OUR GOAL: A CIRCLE OF SUPPORTERS GIVING $350/MONTH OR $4200 FOR THE YEAR

Rwanda flag

Rwanda

University of Rwanda

Career Technology

Mechanical Engineering- Production

CAREER: Mechanical Engineer

GRAD DATE: 2024

JOURNEY

    • July 16, 2021 – Barack shared what resilience means to him: “Considering its original meaning, resilience is the ability to recover quickly from something. Resilience means a lot to me. It means I, as a servant leader, am able to overcome every oppression that comes as a challenge to me. It means I must be able to adapt myself to new circumstances and not let them affect me or change who I am. A resilient leader will learn to pick himself up after something goes wrong and continue as ambitious as he was before, not getting discouraged. We all should be resilient. In the face of many unfavorable circumstances, we ought not to lose heart, not to lose hope, to re-build ourselves after every storm, adapting to the changes that came with it, and serve our people. We say we are not broken. We advance even in the worst of times. We are RESILIENT!”
    • March 1, 2021 – Barack said his biggest lesson from 2020 was: “That life never always gives us what we want or expect and that God’s sovereignty is beyond everything. I had planned as much as I could but life turned out differently! So it’s our duty to adjust ourselves to the pace that life provides so that we don’t go off track. Even on the darkest days as those in 2020, we still grow through by the sovereign grace of God.”

Barack’S CIRCLE

BIO

Barack was born in a family of six children, he is the third and the eldest son. Being raised by a single mom in the streets of Kampala, he was, like most of the kids, a big fan of pan cakes (Kabalagala snacks), and enjoyed building swings on trees with his friends. Besides being famished along with his siblings, their education was always on the edge of a razor and they knew at any time they could fall off and their dreams of getting their mother out of that mess would vanish. But, with hard work and their mom’s support, they thrived in their education. Luckily, at the age of 15, Barack’s mom’s siblings agreed to bring him to Rwanda to support his education, so he left his family in Uganda.

Besides building swings and climbing trees, Barack was fond of sitting with his friends on the road side to watch cars passing. But his fascination with cars went beyond the hope that one day he would own one, Barack wanted to make cars. He learned from the big boys who could make toy cars and as he grew up, Barack realized his dream could come true through pursuing science. He felt he had no room for failure, and he graduated among the top five in his senior year in high school.

Now Barack is majoring in Mechanical Engineering and he feels he is a few steps away from achieving his dream.

Besides his career goals, Barack has been driven throughout to be a father unlike my own.
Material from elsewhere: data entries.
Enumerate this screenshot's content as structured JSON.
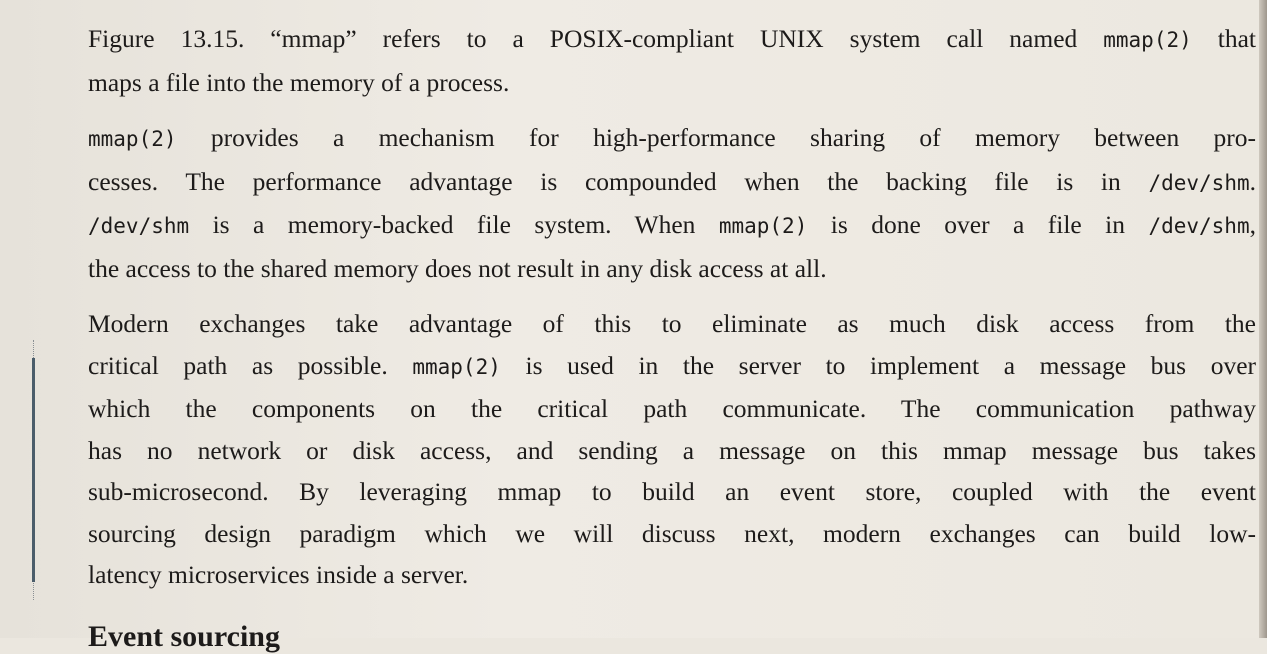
{
  "paragraphs": [
    {
      "lines": [
        [
          {
            "t": "Figure 13.15. “mmap” refers to a POSIX-compliant UNIX system call named "
          },
          {
            "t": "mmap(2)",
            "code": true
          },
          {
            "t": " that"
          }
        ],
        [
          {
            "t": "maps a file into the memory of a process."
          }
        ]
      ]
    },
    {
      "lines": [
        [
          {
            "t": "mmap(2)",
            "code": true
          },
          {
            "t": " provides a mechanism for high-performance sharing of memory between pro-"
          }
        ],
        [
          {
            "t": "cesses. The performance advantage is compounded when the backing file is in "
          },
          {
            "t": "/dev/shm",
            "code": true
          },
          {
            "t": "."
          }
        ],
        [
          {
            "t": "/dev/shm",
            "code": true
          },
          {
            "t": " is a memory-backed file system. When "
          },
          {
            "t": "mmap(2)",
            "code": true
          },
          {
            "t": " is done over a file in "
          },
          {
            "t": "/dev/shm",
            "code": true
          },
          {
            "t": ","
          }
        ],
        [
          {
            "t": "the access to the shared memory does not result in any disk access at all."
          }
        ]
      ]
    },
    {
      "lines": [
        [
          {
            "t": "Modern exchanges take advantage of this to eliminate as much disk access from the"
          }
        ],
        [
          {
            "t": "critical path as possible. "
          },
          {
            "t": "mmap(2)",
            "code": true
          },
          {
            "t": " is used in the server to implement a message bus over"
          }
        ],
        [
          {
            "t": "which the components on the critical path communicate. The communication pathway"
          }
        ],
        [
          {
            "t": "has no network or disk access, and sending a message on this mmap message bus takes"
          }
        ],
        [
          {
            "t": "sub-microsecond. By leveraging mmap to build an event store, coupled with the event"
          }
        ],
        [
          {
            "t": "sourcing design paradigm which we will discuss next, modern exchanges can build low-"
          }
        ],
        [
          {
            "t": "latency microservices inside a server."
          }
        ]
      ]
    }
  ],
  "next_heading_fragment": "Event sourcing"
}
He has seen many friends and children suffer after either being abandoned by or losing their father. This motivates him to work hard so that he can support others, since they share a similar story. He also hopes that many more will make their living through his car making dream. This is what drives him: that these numbers conveying the struggling children each have a face. Barack is proud to be a TNHF scholar with faith that his dreams will be attained.

Apart from his studies, Barack enjoys fellowships with Christian brethren and also hanging out with his friends to share meals and tell jokes all evening. He also enjoys dancing and drama.